Judith: I think the next steps are, as we we've mentioned, the further embedding; I don't think there's anything totally new at all, I think we just now need to further embed and to make sure that things do become normalised and become part of the culture. So much so that people don't even know they're doing it. So, my background as well as all the other things I've done, my degrees were in linguistics, which is why there's a heck of an emphasis for me on language because that's the way my mind works. I've talked about things from the 1970s, research from the 1970s. There's other research that goes back as far as the 1920s in linguistics. For me, it's still very, very real. And it surrounds linguistic determinism, sometimes called linguistic relativity. And for me, that's where we're headed. Because if you believe, which I do, that you're the language you use constrains your view of the world, I think it's just important that we get that language, right. And, you know, I'm no, you know, I've not got the answer to everything, everybody's got their own ideas of what's right. But there are things that are very wrong. And, you know, it's great, it's the whole thing first, just ask, but it's also about ensuring that people feel safe to ask what people want to be associated with what words they want using to them and about them. And for me, when that becomes part of the culture without thinking about it, that's when it will be embedded. And for me, that's absolutely core, everything else will follow. Because if your language reflects the culture that is inclusive, then you culture is inclusive.
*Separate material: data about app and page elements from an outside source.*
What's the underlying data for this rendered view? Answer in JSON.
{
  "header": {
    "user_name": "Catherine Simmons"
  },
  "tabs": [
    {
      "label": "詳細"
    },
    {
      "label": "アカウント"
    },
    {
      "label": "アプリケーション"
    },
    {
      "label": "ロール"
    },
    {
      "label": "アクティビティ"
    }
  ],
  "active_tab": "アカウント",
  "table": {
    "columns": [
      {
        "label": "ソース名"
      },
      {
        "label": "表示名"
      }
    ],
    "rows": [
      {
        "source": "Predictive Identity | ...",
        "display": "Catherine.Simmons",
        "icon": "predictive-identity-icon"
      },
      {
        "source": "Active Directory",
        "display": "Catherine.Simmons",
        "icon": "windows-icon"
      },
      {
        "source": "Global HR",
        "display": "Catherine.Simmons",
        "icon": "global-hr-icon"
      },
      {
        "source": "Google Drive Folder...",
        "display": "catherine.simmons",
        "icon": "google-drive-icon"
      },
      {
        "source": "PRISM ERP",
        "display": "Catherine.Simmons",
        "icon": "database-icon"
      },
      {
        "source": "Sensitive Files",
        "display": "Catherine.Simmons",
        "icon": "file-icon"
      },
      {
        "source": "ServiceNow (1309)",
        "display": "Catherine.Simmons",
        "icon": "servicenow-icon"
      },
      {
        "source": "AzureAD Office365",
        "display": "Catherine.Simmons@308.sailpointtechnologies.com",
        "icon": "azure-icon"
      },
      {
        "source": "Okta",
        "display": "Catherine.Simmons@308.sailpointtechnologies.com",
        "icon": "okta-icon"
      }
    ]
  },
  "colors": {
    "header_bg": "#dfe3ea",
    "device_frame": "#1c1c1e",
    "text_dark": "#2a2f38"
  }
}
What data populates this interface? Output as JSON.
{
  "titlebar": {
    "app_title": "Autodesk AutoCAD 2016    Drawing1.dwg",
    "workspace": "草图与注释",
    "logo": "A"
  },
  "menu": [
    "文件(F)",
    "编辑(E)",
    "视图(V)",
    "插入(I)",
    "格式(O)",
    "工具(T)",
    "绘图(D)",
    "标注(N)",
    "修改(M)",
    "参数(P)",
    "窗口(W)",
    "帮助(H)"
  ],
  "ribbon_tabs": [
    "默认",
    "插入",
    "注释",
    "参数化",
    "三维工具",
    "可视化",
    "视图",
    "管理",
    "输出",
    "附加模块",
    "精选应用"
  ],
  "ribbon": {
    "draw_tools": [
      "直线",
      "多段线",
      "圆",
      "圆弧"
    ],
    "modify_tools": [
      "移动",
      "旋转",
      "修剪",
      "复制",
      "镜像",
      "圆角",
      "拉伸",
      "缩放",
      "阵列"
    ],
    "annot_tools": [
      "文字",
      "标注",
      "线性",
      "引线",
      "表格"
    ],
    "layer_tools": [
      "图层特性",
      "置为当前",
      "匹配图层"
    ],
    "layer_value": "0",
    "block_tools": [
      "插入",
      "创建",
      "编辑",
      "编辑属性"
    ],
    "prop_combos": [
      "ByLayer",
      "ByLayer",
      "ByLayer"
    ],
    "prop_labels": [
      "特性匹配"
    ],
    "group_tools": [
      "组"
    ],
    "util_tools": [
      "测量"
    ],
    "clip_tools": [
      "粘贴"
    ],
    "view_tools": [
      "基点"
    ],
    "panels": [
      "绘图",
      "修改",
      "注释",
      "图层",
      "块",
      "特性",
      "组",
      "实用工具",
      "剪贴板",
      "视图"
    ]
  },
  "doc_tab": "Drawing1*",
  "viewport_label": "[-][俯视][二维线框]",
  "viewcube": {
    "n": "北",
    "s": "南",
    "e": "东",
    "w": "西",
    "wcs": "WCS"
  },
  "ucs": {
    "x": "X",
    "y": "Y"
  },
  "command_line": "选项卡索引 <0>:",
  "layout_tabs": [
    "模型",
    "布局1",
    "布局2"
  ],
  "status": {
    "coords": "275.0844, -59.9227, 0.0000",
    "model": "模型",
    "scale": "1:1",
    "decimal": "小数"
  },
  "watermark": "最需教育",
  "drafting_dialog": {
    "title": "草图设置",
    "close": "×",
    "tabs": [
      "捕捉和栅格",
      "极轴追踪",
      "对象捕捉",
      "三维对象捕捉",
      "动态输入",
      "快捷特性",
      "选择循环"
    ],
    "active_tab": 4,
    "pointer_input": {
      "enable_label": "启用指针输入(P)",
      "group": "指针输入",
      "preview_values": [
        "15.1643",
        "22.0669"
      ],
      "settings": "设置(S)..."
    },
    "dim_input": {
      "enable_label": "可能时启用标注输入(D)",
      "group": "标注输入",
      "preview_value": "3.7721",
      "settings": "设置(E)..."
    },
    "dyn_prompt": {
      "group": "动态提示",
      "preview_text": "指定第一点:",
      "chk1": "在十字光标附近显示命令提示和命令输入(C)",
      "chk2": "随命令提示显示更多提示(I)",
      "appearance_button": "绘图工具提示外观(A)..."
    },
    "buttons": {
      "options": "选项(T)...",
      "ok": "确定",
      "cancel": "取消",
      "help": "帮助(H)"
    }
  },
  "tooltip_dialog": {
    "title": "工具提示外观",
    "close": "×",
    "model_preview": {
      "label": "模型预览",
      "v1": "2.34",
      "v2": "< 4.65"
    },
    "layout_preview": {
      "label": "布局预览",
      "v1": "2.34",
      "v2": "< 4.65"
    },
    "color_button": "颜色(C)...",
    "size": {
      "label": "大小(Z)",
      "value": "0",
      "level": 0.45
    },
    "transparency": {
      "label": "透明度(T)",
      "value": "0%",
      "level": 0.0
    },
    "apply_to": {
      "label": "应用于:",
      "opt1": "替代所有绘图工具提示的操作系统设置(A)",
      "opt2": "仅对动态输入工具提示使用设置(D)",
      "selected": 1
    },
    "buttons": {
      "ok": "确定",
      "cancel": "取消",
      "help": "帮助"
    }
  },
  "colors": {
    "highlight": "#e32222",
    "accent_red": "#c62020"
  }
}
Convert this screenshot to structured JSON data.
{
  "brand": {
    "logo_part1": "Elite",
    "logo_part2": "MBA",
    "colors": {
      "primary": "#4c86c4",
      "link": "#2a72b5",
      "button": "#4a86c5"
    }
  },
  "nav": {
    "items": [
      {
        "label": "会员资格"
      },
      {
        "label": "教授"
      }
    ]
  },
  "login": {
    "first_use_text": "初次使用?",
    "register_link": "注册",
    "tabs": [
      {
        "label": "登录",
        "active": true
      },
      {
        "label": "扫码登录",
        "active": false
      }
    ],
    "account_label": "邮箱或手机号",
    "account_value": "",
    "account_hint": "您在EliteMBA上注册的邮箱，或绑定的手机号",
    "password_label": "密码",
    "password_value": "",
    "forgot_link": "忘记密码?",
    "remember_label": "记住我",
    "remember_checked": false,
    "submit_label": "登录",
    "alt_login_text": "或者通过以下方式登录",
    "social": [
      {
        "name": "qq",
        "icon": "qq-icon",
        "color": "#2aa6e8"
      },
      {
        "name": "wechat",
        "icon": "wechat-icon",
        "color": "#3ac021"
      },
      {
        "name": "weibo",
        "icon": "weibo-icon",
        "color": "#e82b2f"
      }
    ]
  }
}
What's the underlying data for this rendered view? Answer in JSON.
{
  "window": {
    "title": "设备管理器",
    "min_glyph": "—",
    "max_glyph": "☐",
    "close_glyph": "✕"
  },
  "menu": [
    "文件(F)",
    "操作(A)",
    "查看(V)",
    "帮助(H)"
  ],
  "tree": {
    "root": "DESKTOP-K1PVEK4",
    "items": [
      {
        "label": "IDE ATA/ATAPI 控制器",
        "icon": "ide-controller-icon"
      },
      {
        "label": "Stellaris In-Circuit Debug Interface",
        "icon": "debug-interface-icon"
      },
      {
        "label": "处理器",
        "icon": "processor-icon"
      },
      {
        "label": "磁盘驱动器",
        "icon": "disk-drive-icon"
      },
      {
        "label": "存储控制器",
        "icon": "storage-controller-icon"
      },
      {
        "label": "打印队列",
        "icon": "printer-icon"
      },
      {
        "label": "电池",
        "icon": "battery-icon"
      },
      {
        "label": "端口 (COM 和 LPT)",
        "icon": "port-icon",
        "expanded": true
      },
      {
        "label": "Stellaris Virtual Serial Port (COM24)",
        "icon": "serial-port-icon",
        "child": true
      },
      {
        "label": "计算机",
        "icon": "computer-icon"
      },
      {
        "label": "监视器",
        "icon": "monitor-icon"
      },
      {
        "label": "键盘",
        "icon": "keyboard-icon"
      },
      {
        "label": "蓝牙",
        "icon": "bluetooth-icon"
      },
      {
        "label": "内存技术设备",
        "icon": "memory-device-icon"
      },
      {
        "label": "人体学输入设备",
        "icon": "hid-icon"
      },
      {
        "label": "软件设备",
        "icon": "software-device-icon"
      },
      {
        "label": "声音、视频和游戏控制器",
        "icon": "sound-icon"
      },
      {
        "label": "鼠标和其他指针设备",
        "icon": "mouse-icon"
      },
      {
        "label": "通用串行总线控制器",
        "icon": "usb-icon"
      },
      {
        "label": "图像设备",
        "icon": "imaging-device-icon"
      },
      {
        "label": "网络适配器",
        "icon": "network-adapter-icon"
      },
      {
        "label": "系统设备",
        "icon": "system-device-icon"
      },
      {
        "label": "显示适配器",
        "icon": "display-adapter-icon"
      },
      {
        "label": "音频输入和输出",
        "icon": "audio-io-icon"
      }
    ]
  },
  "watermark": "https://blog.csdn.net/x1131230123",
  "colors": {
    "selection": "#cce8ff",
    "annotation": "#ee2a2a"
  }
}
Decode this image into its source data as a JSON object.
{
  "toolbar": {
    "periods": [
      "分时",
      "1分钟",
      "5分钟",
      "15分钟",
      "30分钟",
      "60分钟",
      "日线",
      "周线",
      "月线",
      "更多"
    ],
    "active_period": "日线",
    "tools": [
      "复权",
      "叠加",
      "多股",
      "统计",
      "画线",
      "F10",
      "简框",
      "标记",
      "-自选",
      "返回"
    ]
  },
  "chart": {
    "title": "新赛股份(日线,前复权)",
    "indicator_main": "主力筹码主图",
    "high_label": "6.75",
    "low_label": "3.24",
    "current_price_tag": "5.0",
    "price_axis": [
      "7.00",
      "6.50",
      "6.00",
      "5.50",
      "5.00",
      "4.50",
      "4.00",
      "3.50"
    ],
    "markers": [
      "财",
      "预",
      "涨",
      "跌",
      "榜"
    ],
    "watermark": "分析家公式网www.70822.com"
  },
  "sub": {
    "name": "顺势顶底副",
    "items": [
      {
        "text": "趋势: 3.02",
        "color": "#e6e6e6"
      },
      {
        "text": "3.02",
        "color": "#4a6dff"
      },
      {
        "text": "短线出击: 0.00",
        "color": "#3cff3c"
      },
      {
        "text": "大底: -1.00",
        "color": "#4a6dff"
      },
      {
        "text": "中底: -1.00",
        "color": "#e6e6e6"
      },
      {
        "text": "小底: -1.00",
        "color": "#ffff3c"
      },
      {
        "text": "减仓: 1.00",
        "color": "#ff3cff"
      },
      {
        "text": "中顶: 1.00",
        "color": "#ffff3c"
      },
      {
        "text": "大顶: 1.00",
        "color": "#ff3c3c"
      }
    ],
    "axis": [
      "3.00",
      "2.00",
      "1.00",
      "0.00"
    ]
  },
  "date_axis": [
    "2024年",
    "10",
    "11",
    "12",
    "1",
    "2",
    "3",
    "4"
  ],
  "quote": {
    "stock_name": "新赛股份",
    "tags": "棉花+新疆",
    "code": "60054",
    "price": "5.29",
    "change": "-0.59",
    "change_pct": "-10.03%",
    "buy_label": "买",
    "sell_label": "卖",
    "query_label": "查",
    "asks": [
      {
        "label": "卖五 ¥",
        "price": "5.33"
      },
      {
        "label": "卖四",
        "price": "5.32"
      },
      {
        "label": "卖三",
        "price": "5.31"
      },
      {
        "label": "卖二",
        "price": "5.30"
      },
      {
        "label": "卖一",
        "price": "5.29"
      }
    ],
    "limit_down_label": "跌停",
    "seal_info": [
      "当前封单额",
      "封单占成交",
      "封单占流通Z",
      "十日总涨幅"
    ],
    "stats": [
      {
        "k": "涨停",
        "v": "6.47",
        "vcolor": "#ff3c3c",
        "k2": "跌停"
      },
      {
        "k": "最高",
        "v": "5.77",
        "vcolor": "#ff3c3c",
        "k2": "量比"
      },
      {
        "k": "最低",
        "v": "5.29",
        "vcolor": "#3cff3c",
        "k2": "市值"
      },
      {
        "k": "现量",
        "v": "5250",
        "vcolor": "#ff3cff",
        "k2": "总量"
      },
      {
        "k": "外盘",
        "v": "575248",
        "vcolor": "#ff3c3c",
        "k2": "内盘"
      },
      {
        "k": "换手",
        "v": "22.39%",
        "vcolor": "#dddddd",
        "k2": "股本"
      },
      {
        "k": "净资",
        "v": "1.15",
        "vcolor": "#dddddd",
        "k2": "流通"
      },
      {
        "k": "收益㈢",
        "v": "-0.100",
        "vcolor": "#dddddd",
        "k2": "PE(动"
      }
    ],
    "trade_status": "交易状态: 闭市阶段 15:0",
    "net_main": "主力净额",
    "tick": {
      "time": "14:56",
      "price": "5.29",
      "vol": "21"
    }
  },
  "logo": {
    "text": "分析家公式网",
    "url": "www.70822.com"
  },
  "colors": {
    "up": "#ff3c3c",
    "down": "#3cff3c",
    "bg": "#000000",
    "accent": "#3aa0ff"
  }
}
Jeff: Exactly right. You know, the language exemplifies is an example of the behaviour and your behaviours or attitudes are exemplified within your language. And it's a circular argument, and it's absolutely clear what you're saying there Judith. You've had a great career at Blackpool and The Fylde and no doubt, you'll be curious about how things happen, things go on, once you once you leave. What would be your greatest pleasure when you return to Blackpool, say, in three years’ time, what do you expect to see? What steps what would good look like for inclusion for staff, students and the community?
Judith: I think good would look like that the ideas have been developed, but you never actually get there do you with anything, you know… further ideas on board. And Andrea does have some fantastic ideas to take us forward, yes, on the same kind of trajectory. But you know, develop things further. I wouldn't want to come back in however many years and everyone is ooh we’ve missed you and we haven't done any more. I want to see it absolutely fly and I want to see that Blackpool And The Fylde College does as it intends and always has done and plays its part in regenerating the local community. I absolutely want to see that, including all the need that's there and including all those intersectionalities because, you know, it's really needed right now. Now is the time to make sure that we're on that right path. And we are it just needs embedding more and three years’ time, I'm hoping it will be absolutely spot on.
Judith: Thank you. And I'm sure it will be, so thank you, Judith, you know, it's been a pleasure working with an exemplary leader, someone who's enabling change in diversity and inclusion across the Northwest but actually sharing that practice right across United Kingdom. So, thank you for your thoughts and your insights, and I look forward to catching up with you sometime soon. Thank you.
Judith: Thank you, Jeff.